→ **Problem details**:
Lines holding the word "title" must be located in the listing below and copied.

→ **Extracted entries**:
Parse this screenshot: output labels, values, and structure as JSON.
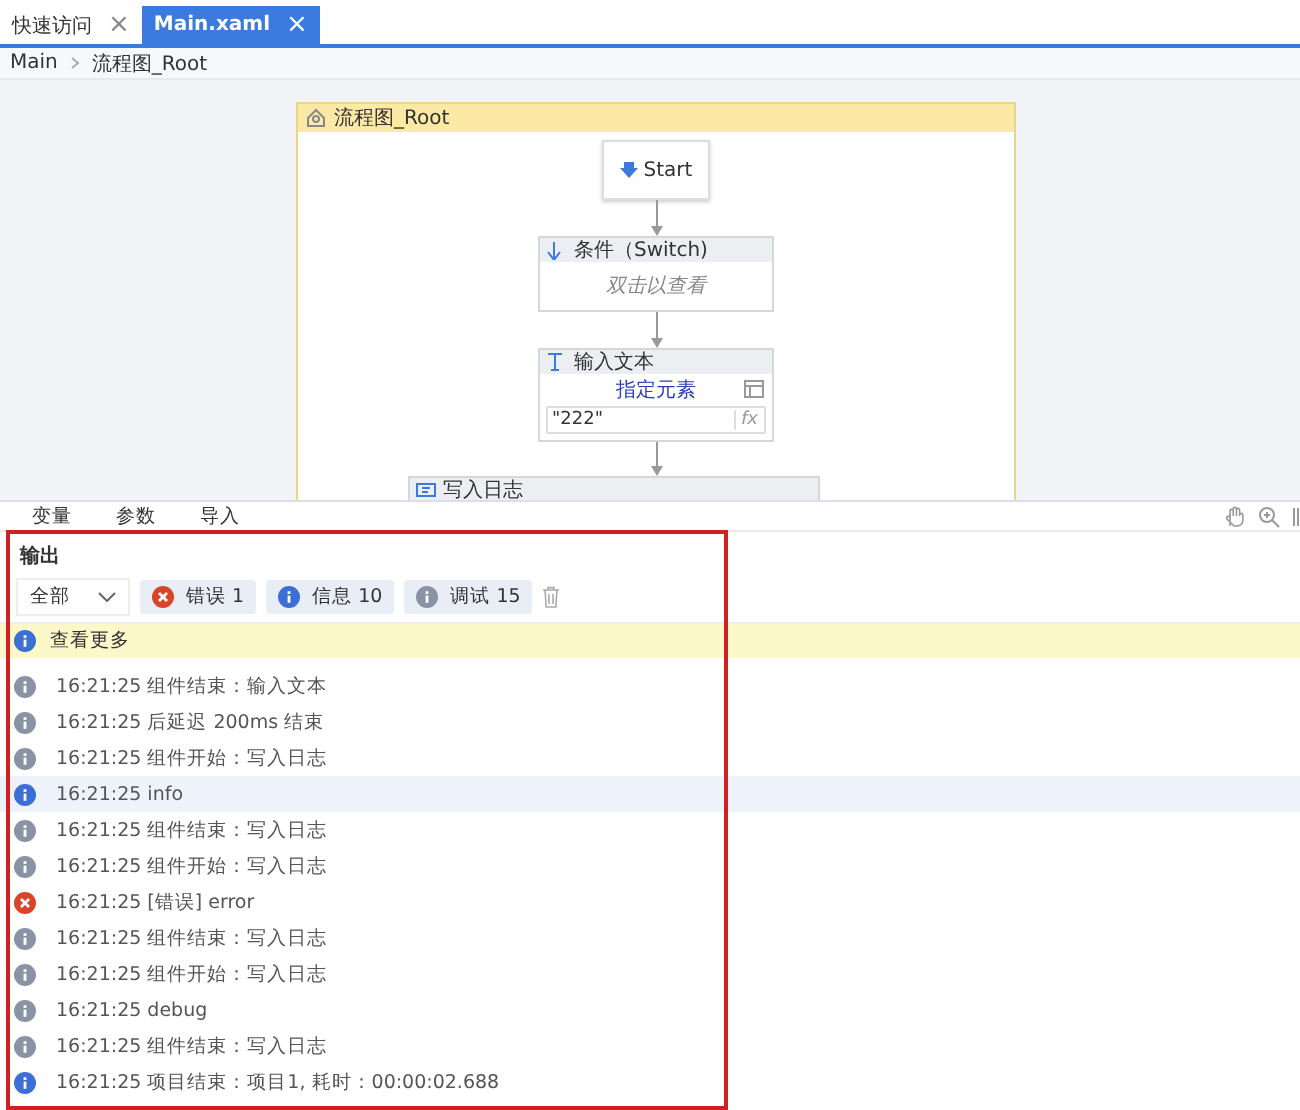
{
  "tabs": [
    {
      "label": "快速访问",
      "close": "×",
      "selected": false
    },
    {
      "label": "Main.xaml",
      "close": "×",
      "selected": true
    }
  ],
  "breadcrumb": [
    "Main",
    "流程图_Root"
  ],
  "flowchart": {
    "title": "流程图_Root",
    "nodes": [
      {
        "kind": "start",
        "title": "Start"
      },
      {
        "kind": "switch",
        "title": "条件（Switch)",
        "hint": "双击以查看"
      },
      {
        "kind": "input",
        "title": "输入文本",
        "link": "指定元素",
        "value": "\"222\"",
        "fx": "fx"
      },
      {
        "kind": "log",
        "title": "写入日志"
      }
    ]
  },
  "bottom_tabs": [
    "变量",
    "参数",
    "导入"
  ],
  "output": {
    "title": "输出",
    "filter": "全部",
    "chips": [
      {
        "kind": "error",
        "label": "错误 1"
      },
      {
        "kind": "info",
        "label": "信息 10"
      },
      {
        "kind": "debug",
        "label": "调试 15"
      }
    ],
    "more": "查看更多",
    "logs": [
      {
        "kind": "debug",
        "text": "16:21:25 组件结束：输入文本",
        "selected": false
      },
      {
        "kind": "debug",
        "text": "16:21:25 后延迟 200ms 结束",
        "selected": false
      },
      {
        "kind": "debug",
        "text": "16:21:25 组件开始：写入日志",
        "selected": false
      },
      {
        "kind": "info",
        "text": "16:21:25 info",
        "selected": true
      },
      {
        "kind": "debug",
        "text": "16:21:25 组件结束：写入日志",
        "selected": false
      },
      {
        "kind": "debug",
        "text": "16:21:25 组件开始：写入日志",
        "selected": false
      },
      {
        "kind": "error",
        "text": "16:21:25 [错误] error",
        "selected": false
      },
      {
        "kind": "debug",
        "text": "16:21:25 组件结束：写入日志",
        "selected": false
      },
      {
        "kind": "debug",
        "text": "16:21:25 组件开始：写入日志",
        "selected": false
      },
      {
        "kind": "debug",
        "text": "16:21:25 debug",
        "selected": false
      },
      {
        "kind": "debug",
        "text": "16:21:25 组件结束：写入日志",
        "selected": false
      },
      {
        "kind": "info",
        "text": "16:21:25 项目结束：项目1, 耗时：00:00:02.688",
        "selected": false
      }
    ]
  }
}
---
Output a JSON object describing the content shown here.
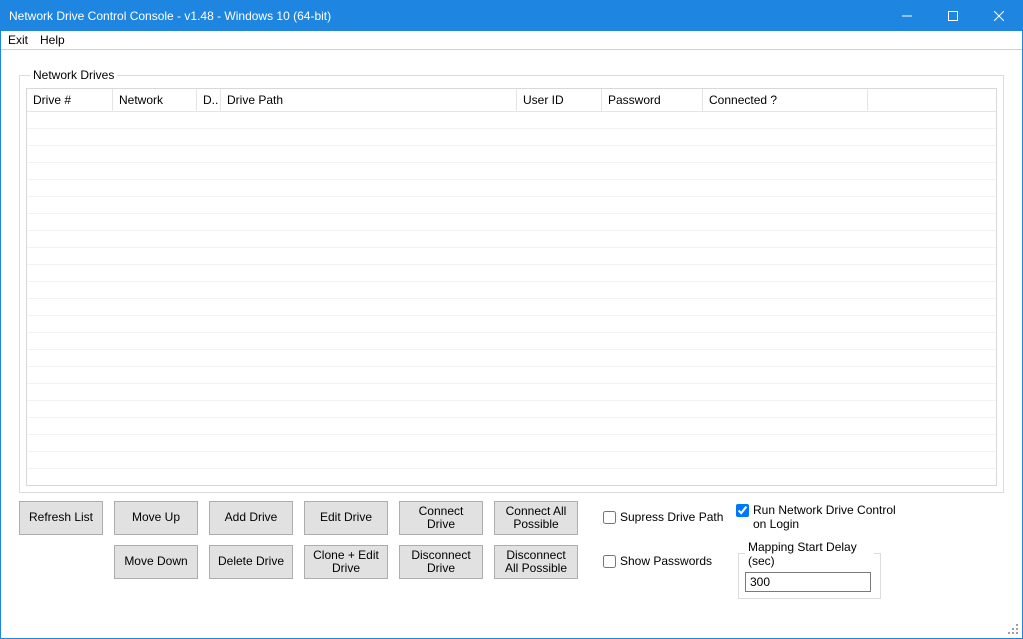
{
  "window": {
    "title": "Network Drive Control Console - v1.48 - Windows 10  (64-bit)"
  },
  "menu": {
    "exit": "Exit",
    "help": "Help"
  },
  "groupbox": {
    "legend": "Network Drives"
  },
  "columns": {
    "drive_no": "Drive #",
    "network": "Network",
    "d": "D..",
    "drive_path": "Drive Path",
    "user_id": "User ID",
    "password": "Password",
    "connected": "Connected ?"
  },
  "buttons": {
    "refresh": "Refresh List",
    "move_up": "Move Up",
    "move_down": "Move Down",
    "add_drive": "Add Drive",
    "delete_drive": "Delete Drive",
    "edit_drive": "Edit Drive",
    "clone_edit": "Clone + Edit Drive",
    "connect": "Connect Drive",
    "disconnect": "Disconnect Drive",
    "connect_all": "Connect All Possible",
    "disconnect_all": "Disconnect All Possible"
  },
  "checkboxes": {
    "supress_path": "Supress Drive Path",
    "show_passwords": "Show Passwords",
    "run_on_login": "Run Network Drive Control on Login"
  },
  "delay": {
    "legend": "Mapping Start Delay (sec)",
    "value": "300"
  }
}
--
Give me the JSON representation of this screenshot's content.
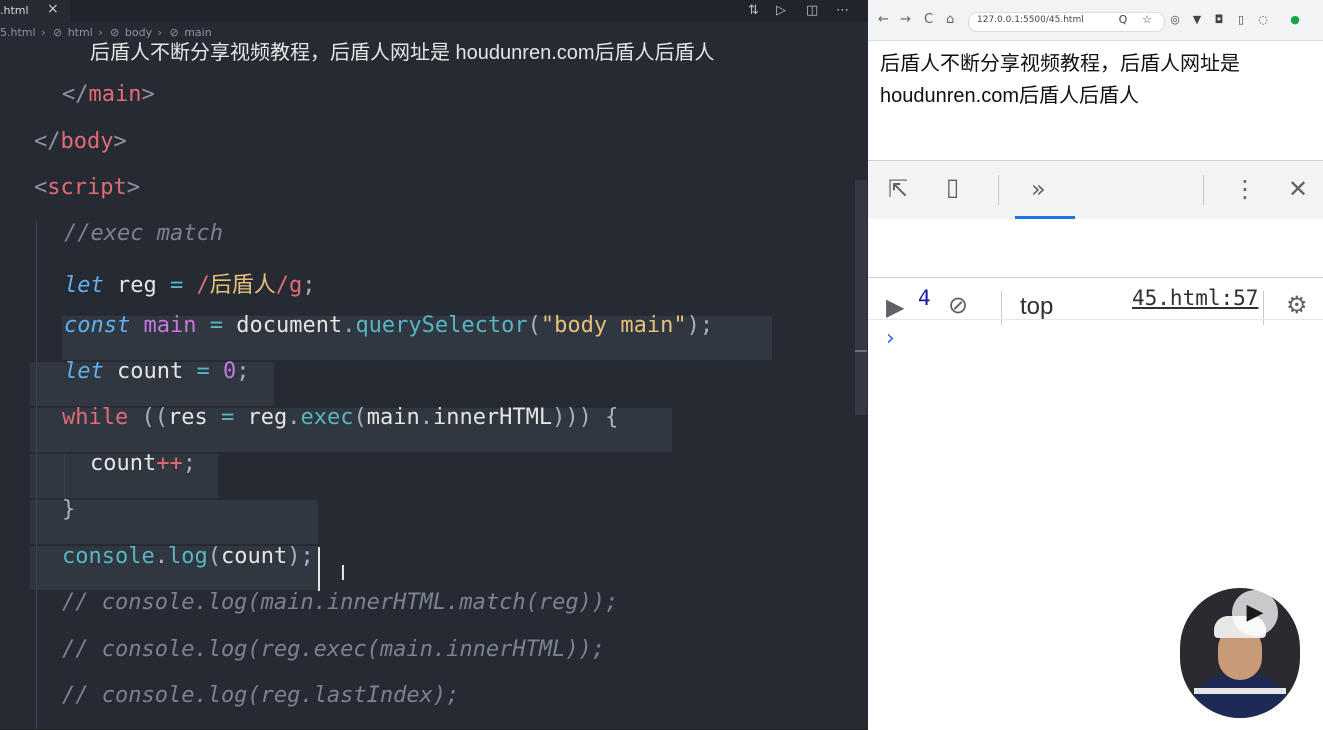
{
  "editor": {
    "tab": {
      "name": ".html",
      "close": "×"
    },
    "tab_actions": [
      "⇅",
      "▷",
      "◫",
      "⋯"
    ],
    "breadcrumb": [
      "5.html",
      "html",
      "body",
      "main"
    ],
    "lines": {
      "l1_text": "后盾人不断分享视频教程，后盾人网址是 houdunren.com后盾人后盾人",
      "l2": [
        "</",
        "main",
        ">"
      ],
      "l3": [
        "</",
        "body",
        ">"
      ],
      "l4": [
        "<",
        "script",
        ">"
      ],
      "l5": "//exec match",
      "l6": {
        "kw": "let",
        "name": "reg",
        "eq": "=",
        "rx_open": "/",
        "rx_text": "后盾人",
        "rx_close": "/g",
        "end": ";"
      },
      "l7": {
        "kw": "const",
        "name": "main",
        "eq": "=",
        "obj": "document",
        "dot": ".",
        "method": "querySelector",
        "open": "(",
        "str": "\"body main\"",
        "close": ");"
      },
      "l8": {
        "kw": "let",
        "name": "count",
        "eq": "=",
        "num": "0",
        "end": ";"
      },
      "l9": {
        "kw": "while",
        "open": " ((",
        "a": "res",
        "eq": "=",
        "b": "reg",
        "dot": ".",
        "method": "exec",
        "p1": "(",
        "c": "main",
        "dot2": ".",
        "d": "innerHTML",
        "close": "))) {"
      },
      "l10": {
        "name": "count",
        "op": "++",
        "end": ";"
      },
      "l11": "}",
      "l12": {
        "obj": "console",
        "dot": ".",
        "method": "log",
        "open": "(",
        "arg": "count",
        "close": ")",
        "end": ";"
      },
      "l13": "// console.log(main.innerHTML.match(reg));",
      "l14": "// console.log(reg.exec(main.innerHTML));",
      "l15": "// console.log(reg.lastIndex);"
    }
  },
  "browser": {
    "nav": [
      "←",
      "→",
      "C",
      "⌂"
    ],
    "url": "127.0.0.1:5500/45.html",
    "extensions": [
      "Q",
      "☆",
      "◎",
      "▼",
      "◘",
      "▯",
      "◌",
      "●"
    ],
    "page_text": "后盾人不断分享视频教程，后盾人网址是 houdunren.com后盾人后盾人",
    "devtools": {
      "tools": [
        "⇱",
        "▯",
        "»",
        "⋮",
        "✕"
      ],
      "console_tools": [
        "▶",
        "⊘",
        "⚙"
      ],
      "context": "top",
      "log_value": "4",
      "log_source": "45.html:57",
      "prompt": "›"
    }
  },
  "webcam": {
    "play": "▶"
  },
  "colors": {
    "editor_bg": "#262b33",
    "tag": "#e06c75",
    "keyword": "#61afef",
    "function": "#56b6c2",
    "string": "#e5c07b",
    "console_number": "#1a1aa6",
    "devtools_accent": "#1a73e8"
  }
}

→ **Answer space**:
    "title": "流程图_Root",
        "title": "Start"
        "title": "条件（Switch)",
        "title": "输入文本",
        "title": "写入日志"
    "title": "输出",
    "title": "Network Drive Control Console - v1.48 - Windows 10  (64-bit)"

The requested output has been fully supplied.